Photo credit: Mithril Cloud (CC-By-SA 3.0)
Photo credit: Mithril Cloud (CC-By-SA 3.0)
Photo credit: Mithril Cloud (CC-By-SA 3.0)

Professional Educators of Iowa recently released the results of their annual statewide survey of independent Iowa educators.  Among the topics were questions concerning the state Teacher Leadership Compensation grant, Common Core, teacher compensation and evaluation, and the school start date.  Nearly 400 teachers chose to answer the survey.  The results reflect the varied membership of PEI, which includes both public and private school teachers, administrators, education agency personnel and even post-secondary level instructors across the state.

The clearest member opinion came on the question of whether the state should reevaluate the Teacher Leadership Compensation (TLC) plan before full implementation.  Nearly 82% of respondents said the plan needs to be subjected to a process of evaluation for financial review and assessment.  Over 56% of the teachers surveyed felt the legislature needs to review the current TLC grant guidelines.

Teachers were almost as unified in their opposition to the use of student outcome measures as a part of individual teacher evaluations.  Fully 77% were against the use of test scores and individual gain scores in their evaluations.  Only 14% were in favor of such measures being included in the teacher evaluation process in Iowa.

When it comes to Common Core, there was significant dissention, but the predominant leaning of the PEI membership was clear.  Less than 36% of respondents support the Core Standards and how they affect the respondent’s particular subject area.  Less than 28% feel the extra time spent for core training and implementation will be reflected in improved student achievement.  Additionally, a full 58% are in favor of at least some local option for implementation of the Core.

There were a variety of other issues with significantly clear opinion among the teachers surveyed.  PEI members were strongly supportive of the current mandatory school attendance age of 16, with more than 62% in favor of keeping the current age requirements.  Almost two-thirds of the surveyed teachers said that the plan to remove some of the best teachers from the classroom in order to make them teacher mentors is not the best initiative to improve student achievement.  A full 63% of the members who responded were opposed to the notion of expanding student teaching to a full year.  Almost 60% of the teachers agreed with the concept of awarding increased compensation for those teaching in areas identified as “high need” fields.

Among those topics with less than a clear mandate, perhaps the question with the most significance in the minds of many Iowans is that of school start dates.  Slightly more than half of respondents said they disagree with the September 1 end of summer date as opposed to 41.2% who said they do agree with it.  This is a question the Iowa legislature is currently debating.

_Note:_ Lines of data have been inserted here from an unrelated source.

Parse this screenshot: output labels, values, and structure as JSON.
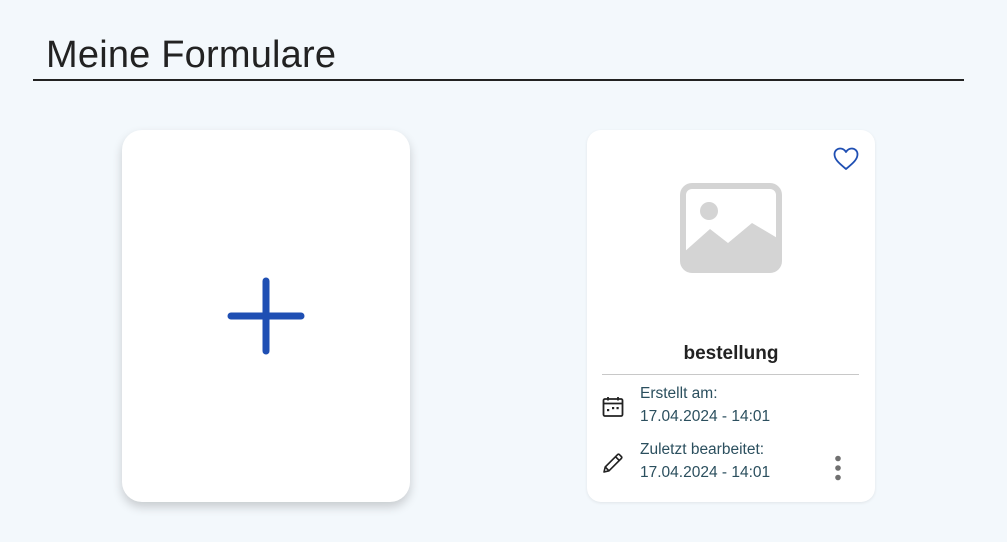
{
  "header": {
    "title": "Meine Formulare"
  },
  "add_card": {
    "icon": "plus-icon",
    "accent": "#1f4fb3"
  },
  "forms": [
    {
      "name": "bestellung",
      "thumbnail_icon": "image-placeholder-icon",
      "favorite_icon": "heart-outline-icon",
      "created_label": "Erstellt am:",
      "created_value": "17.04.2024 - 14:01",
      "edited_label": "Zuletzt bearbeitet:",
      "edited_value": "17.04.2024 - 14:01",
      "menu_icon": "more-vertical-icon"
    }
  ],
  "colors": {
    "background": "#f3f8fc",
    "accent": "#1f4fb3",
    "meta_text": "#2b4f5e",
    "placeholder": "#d4d4d4"
  }
}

Professional Educators of Iowa is the largest non-union teacher association in the state, representing educators at every level.  Founded in 1981, PEI is headquartered in Windsor Heights and offers their members a wide array of services including professional representation and liability coverage.  PEI’s priorities are putting students first in education and offering Iowa educators a choice in their professional membership.  PEI is devoted to promoting a sense of dedication and purpose to the teaching profession.

For further information concerning Professional Educators of Iowa you can contact the state office at 515-221-2330 or visit their website at

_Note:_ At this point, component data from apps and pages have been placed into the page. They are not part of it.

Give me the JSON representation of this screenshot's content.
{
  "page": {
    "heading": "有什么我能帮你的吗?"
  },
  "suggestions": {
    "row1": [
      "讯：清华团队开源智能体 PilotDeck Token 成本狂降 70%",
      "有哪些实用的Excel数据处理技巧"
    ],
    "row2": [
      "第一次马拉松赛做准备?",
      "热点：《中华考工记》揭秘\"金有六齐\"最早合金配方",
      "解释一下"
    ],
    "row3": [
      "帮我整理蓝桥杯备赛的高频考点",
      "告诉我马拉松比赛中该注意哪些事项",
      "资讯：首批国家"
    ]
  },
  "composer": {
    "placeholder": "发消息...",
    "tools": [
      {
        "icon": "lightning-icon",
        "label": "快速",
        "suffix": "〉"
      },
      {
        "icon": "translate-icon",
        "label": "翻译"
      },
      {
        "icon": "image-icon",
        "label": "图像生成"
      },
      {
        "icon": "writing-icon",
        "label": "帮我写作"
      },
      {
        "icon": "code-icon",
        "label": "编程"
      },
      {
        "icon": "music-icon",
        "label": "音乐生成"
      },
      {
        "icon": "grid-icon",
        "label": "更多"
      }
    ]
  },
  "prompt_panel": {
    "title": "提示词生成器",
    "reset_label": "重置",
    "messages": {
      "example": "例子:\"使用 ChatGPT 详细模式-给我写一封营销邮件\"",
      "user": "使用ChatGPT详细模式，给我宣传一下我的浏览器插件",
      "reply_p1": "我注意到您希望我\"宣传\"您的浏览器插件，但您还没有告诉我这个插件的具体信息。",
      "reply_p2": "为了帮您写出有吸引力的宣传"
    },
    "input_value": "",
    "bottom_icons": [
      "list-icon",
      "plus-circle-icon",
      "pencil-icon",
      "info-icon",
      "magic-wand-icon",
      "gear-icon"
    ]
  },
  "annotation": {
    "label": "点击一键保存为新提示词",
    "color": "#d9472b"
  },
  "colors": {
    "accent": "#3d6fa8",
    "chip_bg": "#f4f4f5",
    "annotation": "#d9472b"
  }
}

You can see full survey results here.

You May Also Like

Paul Pate Takes Lead in Iowa Secretary of State Race

Republican candidate Paul Pate holds a slim lead over Democrat Brad Anderson according to a Public Policy Poll of the Iowa Secretary of State race.

Nunn Launches Listening Tour in Iowa 3rd Congressional District

State Sen. Zach Nunn, R-Bondurant, announced he will launch a listening tour of Iowa’s 3rd Congressional District as he decides whether or not to run.

Opioids, Welfare, & Entitlements

Steven Holt: Week 6 of the 2018 Iowa Legislative Session saw the advancement of Opioid legislation in the House, the unveiling of Governor Kim Reynolds’ tax reform package and a bill to begin moving Iowa toward entitlement reform that reduces fraud and encourages a return to the private sector.

Miller-Meeks Kicks Off Barnstorm Tour of Iowa’s 2nd Congressional District

State Senator Mariannette Miller-Meeks, R-Ottumwa, launched a barnstorm tour of all 24 counties in Iowa’s 2nd Congressional District before Election Day.